(Items listed in a dataset)
____________________

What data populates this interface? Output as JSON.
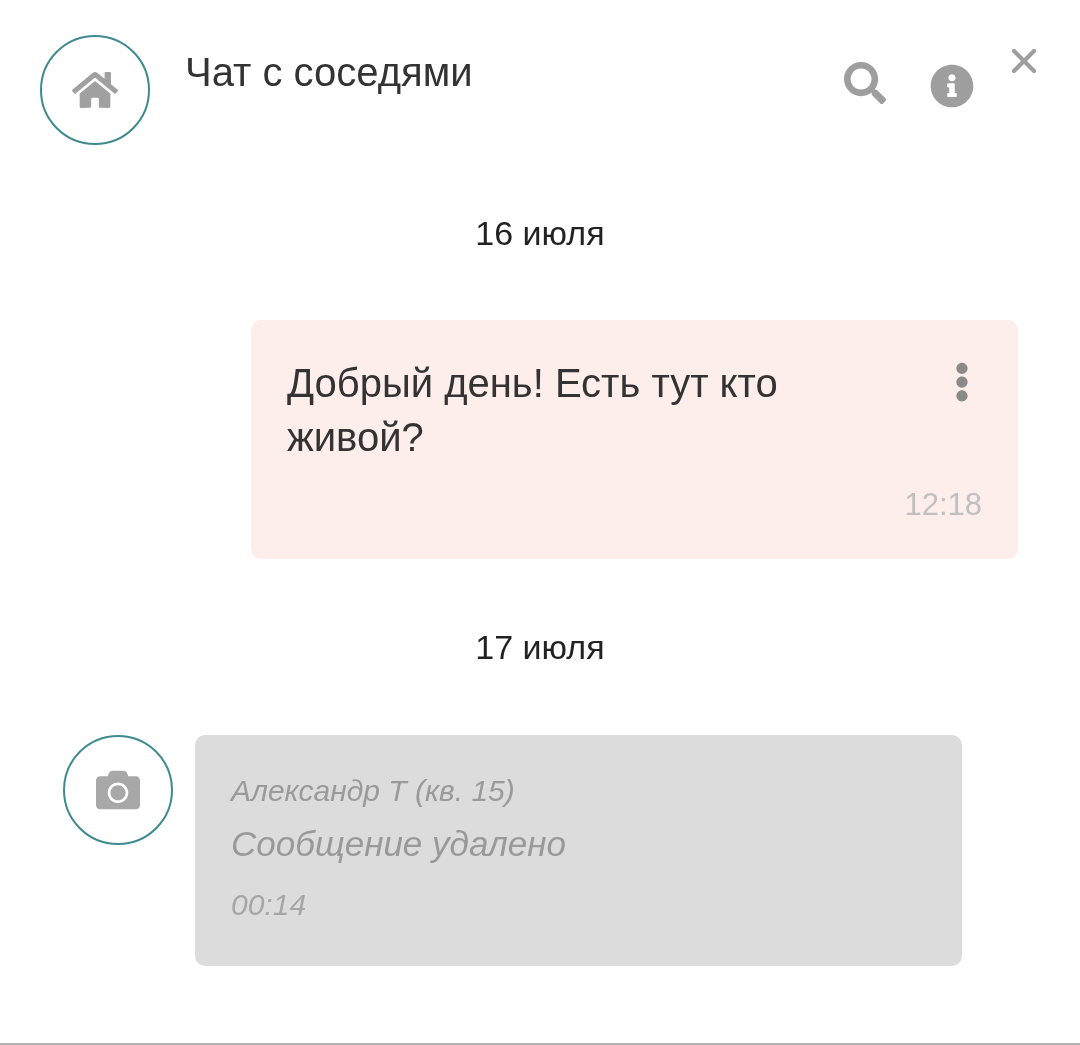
{
  "header": {
    "title": "Чат с соседями"
  },
  "messages": [
    {
      "kind": "date",
      "text": "16 июля"
    },
    {
      "kind": "outgoing",
      "text": "Добрый день! Есть тут кто живой?",
      "time": "12:18"
    },
    {
      "kind": "date",
      "text": "17 июля"
    },
    {
      "kind": "deleted",
      "author": "Александр Т (кв. 15)",
      "text": "Сообщение удалено",
      "time": "00:14"
    }
  ]
}
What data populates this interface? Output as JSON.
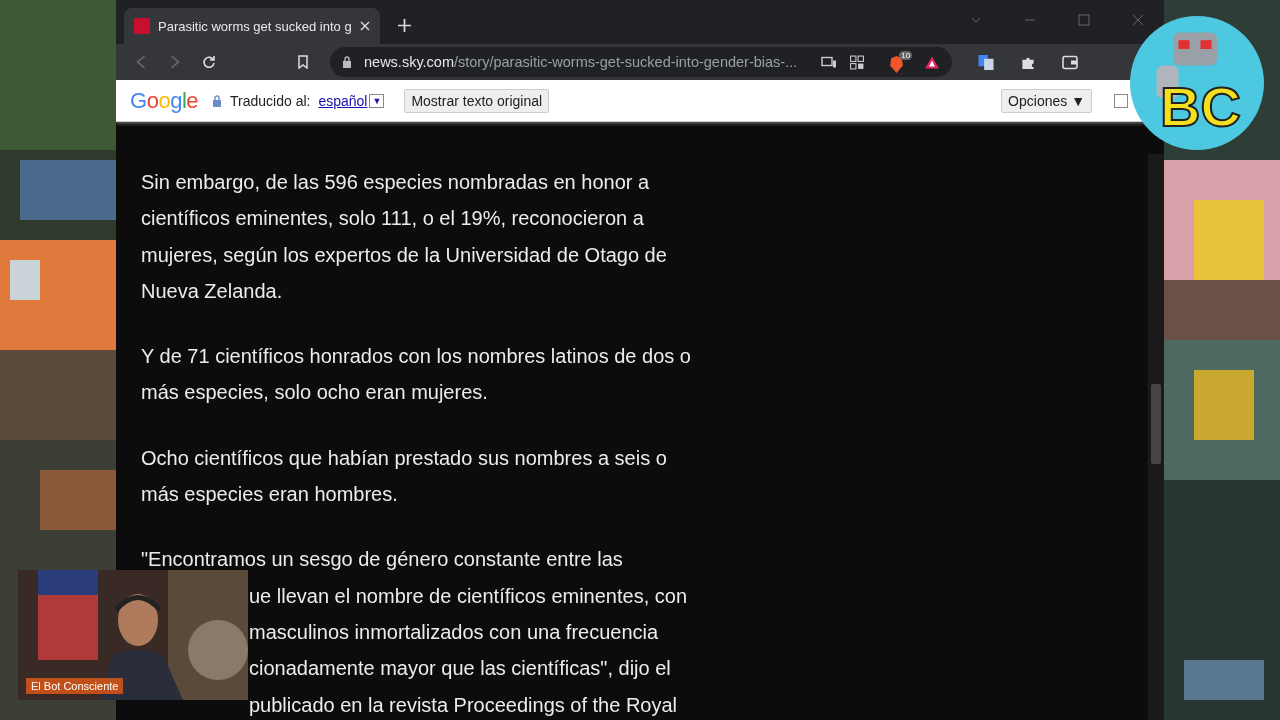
{
  "browser": {
    "tab": {
      "title": "Parasitic worms get sucked into g",
      "selected": true
    },
    "url": {
      "host": "news.sky.com",
      "path": "/story/parasitic-worms-get-sucked-into-gender-bias-..."
    },
    "back": {
      "disabled": true
    },
    "forward": {
      "disabled": true
    },
    "shield_badge": "10"
  },
  "translate_bar": {
    "logo": "Google",
    "label": "Traducido al:",
    "language": "español",
    "dropdown": "▼",
    "show_original": "Mostrar texto original",
    "options": "Opciones ▼"
  },
  "article": {
    "paragraphs": [
      {
        "lines": [
          {
            "kind": "full",
            "text": "Sin embargo, de las 596 especies nombradas en honor a"
          },
          {
            "kind": "full",
            "text": "científicos eminentes, solo 111, o el 19%, reconocieron a"
          },
          {
            "kind": "full",
            "text": "mujeres, según los expertos de la Universidad de Otago de"
          },
          {
            "kind": "full",
            "text": "Nueva Zelanda."
          }
        ]
      },
      {
        "lines": [
          {
            "kind": "full",
            "text": "Y de 71 científicos honrados con los nombres latinos de dos o"
          },
          {
            "kind": "full",
            "text": "más especies, solo ocho eran mujeres."
          }
        ]
      },
      {
        "lines": [
          {
            "kind": "full",
            "text": "Ocho científicos que habían prestado sus nombres a seis o"
          },
          {
            "kind": "full",
            "text": "más especies eran hombres."
          }
        ]
      },
      {
        "lines": [
          {
            "kind": "full",
            "text": "\"Encontramos un sesgo de género constante entre las"
          },
          {
            "kind": "cut",
            "text": "ue llevan el nombre de científicos eminentes, con"
          },
          {
            "kind": "cut",
            "text": "masculinos inmortalizados con una frecuencia"
          },
          {
            "kind": "cut",
            "text": "cionadamente mayor que las científicas\", dijo el"
          },
          {
            "kind": "cut",
            "text": "publicado en la revista Proceedings of the Royal"
          }
        ]
      }
    ]
  },
  "webcam": {
    "caption": "El Bot Consciente"
  },
  "logo": {
    "text": "BC"
  }
}
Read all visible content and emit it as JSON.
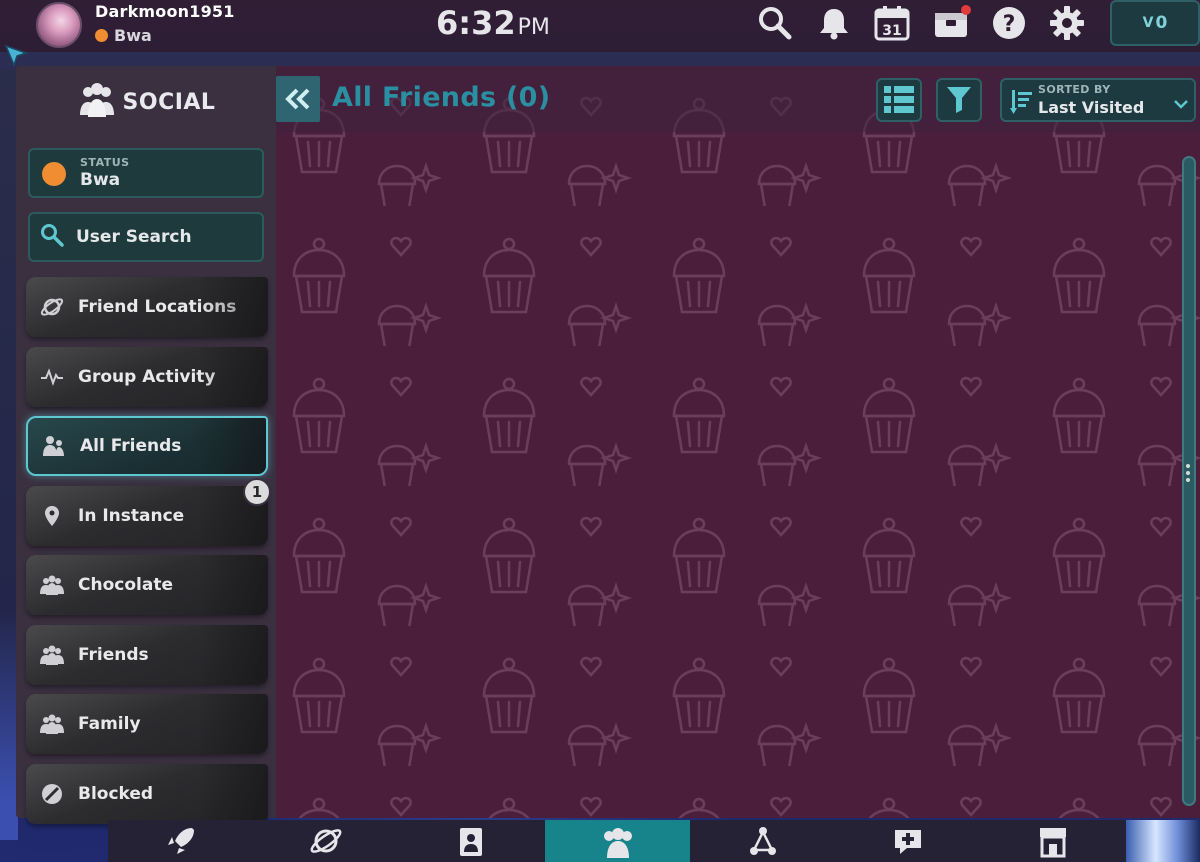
{
  "topbar": {
    "username": "Darkmoon1951",
    "user_status": "Bwa",
    "time": "6:32",
    "ampm": "PM",
    "credits": "0",
    "credit_prefix": "V",
    "calendar_day": "31"
  },
  "sidebar": {
    "title": "SOCIAL",
    "status_label": "STATUS",
    "status_value": "Bwa",
    "search_label": "User Search",
    "items": [
      {
        "label": "Friend Locations",
        "icon": "planet-icon"
      },
      {
        "label": "Group Activity",
        "icon": "activity-icon"
      },
      {
        "label": "All Friends",
        "icon": "friends-icon",
        "active": true
      },
      {
        "label": "In Instance",
        "icon": "location-pin-icon"
      },
      {
        "label": "Chocolate",
        "icon": "group-icon"
      },
      {
        "label": "Friends",
        "icon": "group-icon"
      },
      {
        "label": "Family",
        "icon": "group-icon"
      },
      {
        "label": "Blocked",
        "icon": "blocked-icon"
      }
    ],
    "in_instance_badge": "1"
  },
  "main": {
    "title": "All Friends (0)",
    "sort_label": "SORTED BY",
    "sort_value": "Last Visited"
  },
  "colors": {
    "accent": "#2a8fa0",
    "panel_bg": "#3a3040",
    "main_bg": "#4b1f3c",
    "button_bg": "#1d3a40",
    "status_orange": "#f08c32",
    "active_border": "#5ec7d0",
    "dock_active": "#17838a"
  },
  "dock": {
    "items": [
      "rocket-icon",
      "planet-icon",
      "avatar-card-icon",
      "social-icon",
      "network-icon",
      "chat-add-icon",
      "shop-icon"
    ],
    "active_index": 3
  }
}
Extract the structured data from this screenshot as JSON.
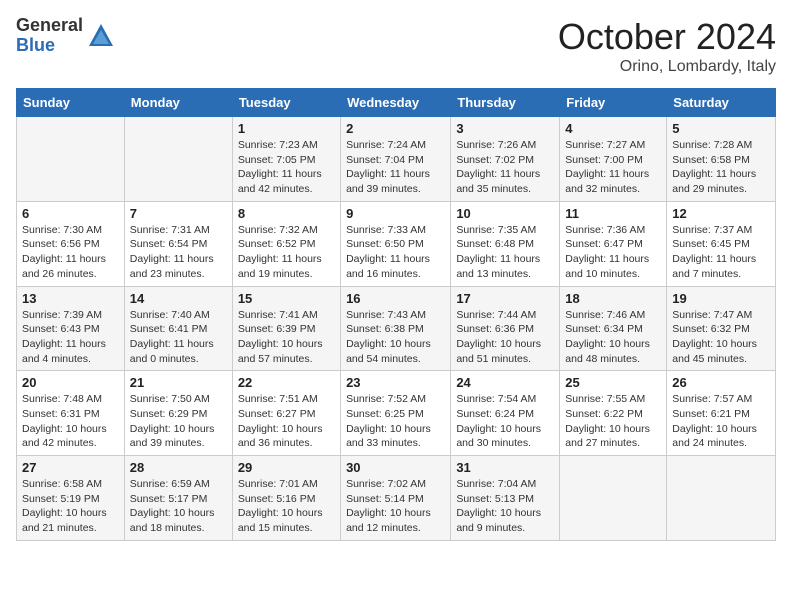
{
  "header": {
    "logo_general": "General",
    "logo_blue": "Blue",
    "title": "October 2024",
    "location": "Orino, Lombardy, Italy"
  },
  "days_of_week": [
    "Sunday",
    "Monday",
    "Tuesday",
    "Wednesday",
    "Thursday",
    "Friday",
    "Saturday"
  ],
  "weeks": [
    [
      {
        "day": "",
        "info": ""
      },
      {
        "day": "",
        "info": ""
      },
      {
        "day": "1",
        "info": "Sunrise: 7:23 AM\nSunset: 7:05 PM\nDaylight: 11 hours and 42 minutes."
      },
      {
        "day": "2",
        "info": "Sunrise: 7:24 AM\nSunset: 7:04 PM\nDaylight: 11 hours and 39 minutes."
      },
      {
        "day": "3",
        "info": "Sunrise: 7:26 AM\nSunset: 7:02 PM\nDaylight: 11 hours and 35 minutes."
      },
      {
        "day": "4",
        "info": "Sunrise: 7:27 AM\nSunset: 7:00 PM\nDaylight: 11 hours and 32 minutes."
      },
      {
        "day": "5",
        "info": "Sunrise: 7:28 AM\nSunset: 6:58 PM\nDaylight: 11 hours and 29 minutes."
      }
    ],
    [
      {
        "day": "6",
        "info": "Sunrise: 7:30 AM\nSunset: 6:56 PM\nDaylight: 11 hours and 26 minutes."
      },
      {
        "day": "7",
        "info": "Sunrise: 7:31 AM\nSunset: 6:54 PM\nDaylight: 11 hours and 23 minutes."
      },
      {
        "day": "8",
        "info": "Sunrise: 7:32 AM\nSunset: 6:52 PM\nDaylight: 11 hours and 19 minutes."
      },
      {
        "day": "9",
        "info": "Sunrise: 7:33 AM\nSunset: 6:50 PM\nDaylight: 11 hours and 16 minutes."
      },
      {
        "day": "10",
        "info": "Sunrise: 7:35 AM\nSunset: 6:48 PM\nDaylight: 11 hours and 13 minutes."
      },
      {
        "day": "11",
        "info": "Sunrise: 7:36 AM\nSunset: 6:47 PM\nDaylight: 11 hours and 10 minutes."
      },
      {
        "day": "12",
        "info": "Sunrise: 7:37 AM\nSunset: 6:45 PM\nDaylight: 11 hours and 7 minutes."
      }
    ],
    [
      {
        "day": "13",
        "info": "Sunrise: 7:39 AM\nSunset: 6:43 PM\nDaylight: 11 hours and 4 minutes."
      },
      {
        "day": "14",
        "info": "Sunrise: 7:40 AM\nSunset: 6:41 PM\nDaylight: 11 hours and 0 minutes."
      },
      {
        "day": "15",
        "info": "Sunrise: 7:41 AM\nSunset: 6:39 PM\nDaylight: 10 hours and 57 minutes."
      },
      {
        "day": "16",
        "info": "Sunrise: 7:43 AM\nSunset: 6:38 PM\nDaylight: 10 hours and 54 minutes."
      },
      {
        "day": "17",
        "info": "Sunrise: 7:44 AM\nSunset: 6:36 PM\nDaylight: 10 hours and 51 minutes."
      },
      {
        "day": "18",
        "info": "Sunrise: 7:46 AM\nSunset: 6:34 PM\nDaylight: 10 hours and 48 minutes."
      },
      {
        "day": "19",
        "info": "Sunrise: 7:47 AM\nSunset: 6:32 PM\nDaylight: 10 hours and 45 minutes."
      }
    ],
    [
      {
        "day": "20",
        "info": "Sunrise: 7:48 AM\nSunset: 6:31 PM\nDaylight: 10 hours and 42 minutes."
      },
      {
        "day": "21",
        "info": "Sunrise: 7:50 AM\nSunset: 6:29 PM\nDaylight: 10 hours and 39 minutes."
      },
      {
        "day": "22",
        "info": "Sunrise: 7:51 AM\nSunset: 6:27 PM\nDaylight: 10 hours and 36 minutes."
      },
      {
        "day": "23",
        "info": "Sunrise: 7:52 AM\nSunset: 6:25 PM\nDaylight: 10 hours and 33 minutes."
      },
      {
        "day": "24",
        "info": "Sunrise: 7:54 AM\nSunset: 6:24 PM\nDaylight: 10 hours and 30 minutes."
      },
      {
        "day": "25",
        "info": "Sunrise: 7:55 AM\nSunset: 6:22 PM\nDaylight: 10 hours and 27 minutes."
      },
      {
        "day": "26",
        "info": "Sunrise: 7:57 AM\nSunset: 6:21 PM\nDaylight: 10 hours and 24 minutes."
      }
    ],
    [
      {
        "day": "27",
        "info": "Sunrise: 6:58 AM\nSunset: 5:19 PM\nDaylight: 10 hours and 21 minutes."
      },
      {
        "day": "28",
        "info": "Sunrise: 6:59 AM\nSunset: 5:17 PM\nDaylight: 10 hours and 18 minutes."
      },
      {
        "day": "29",
        "info": "Sunrise: 7:01 AM\nSunset: 5:16 PM\nDaylight: 10 hours and 15 minutes."
      },
      {
        "day": "30",
        "info": "Sunrise: 7:02 AM\nSunset: 5:14 PM\nDaylight: 10 hours and 12 minutes."
      },
      {
        "day": "31",
        "info": "Sunrise: 7:04 AM\nSunset: 5:13 PM\nDaylight: 10 hours and 9 minutes."
      },
      {
        "day": "",
        "info": ""
      },
      {
        "day": "",
        "info": ""
      }
    ]
  ]
}
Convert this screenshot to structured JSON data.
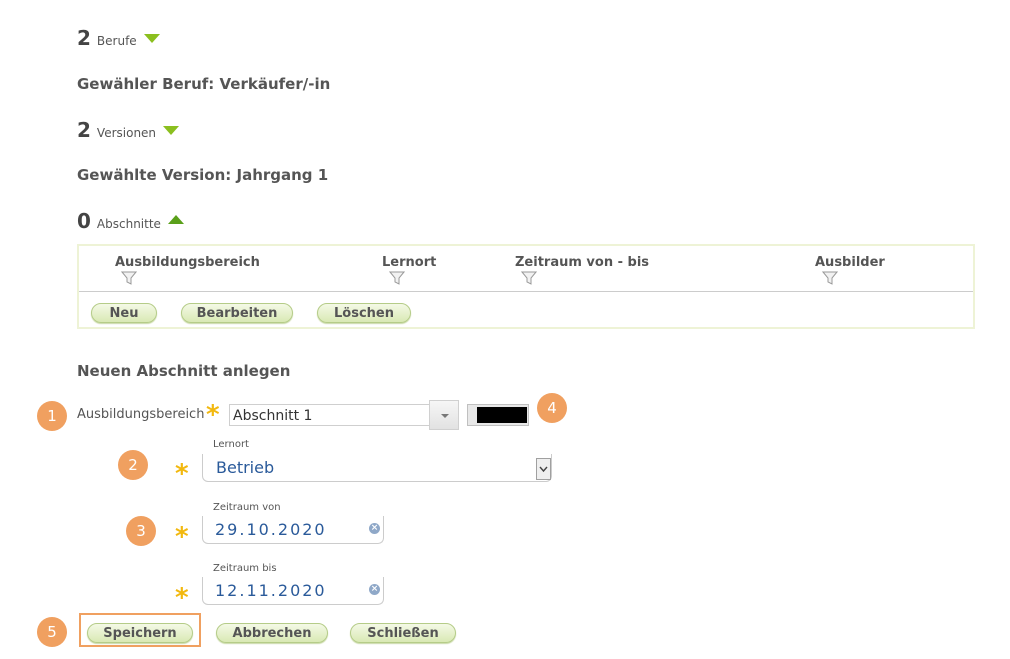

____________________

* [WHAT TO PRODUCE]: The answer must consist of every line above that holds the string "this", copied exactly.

* [WRITTEN RESPONSE]:
What data populates this interface? Output as JSON.
What data populates this interface? Output as JSON.
Extract the structured data from this screenshot as JSON.
Convert this screenshot to structured JSON data.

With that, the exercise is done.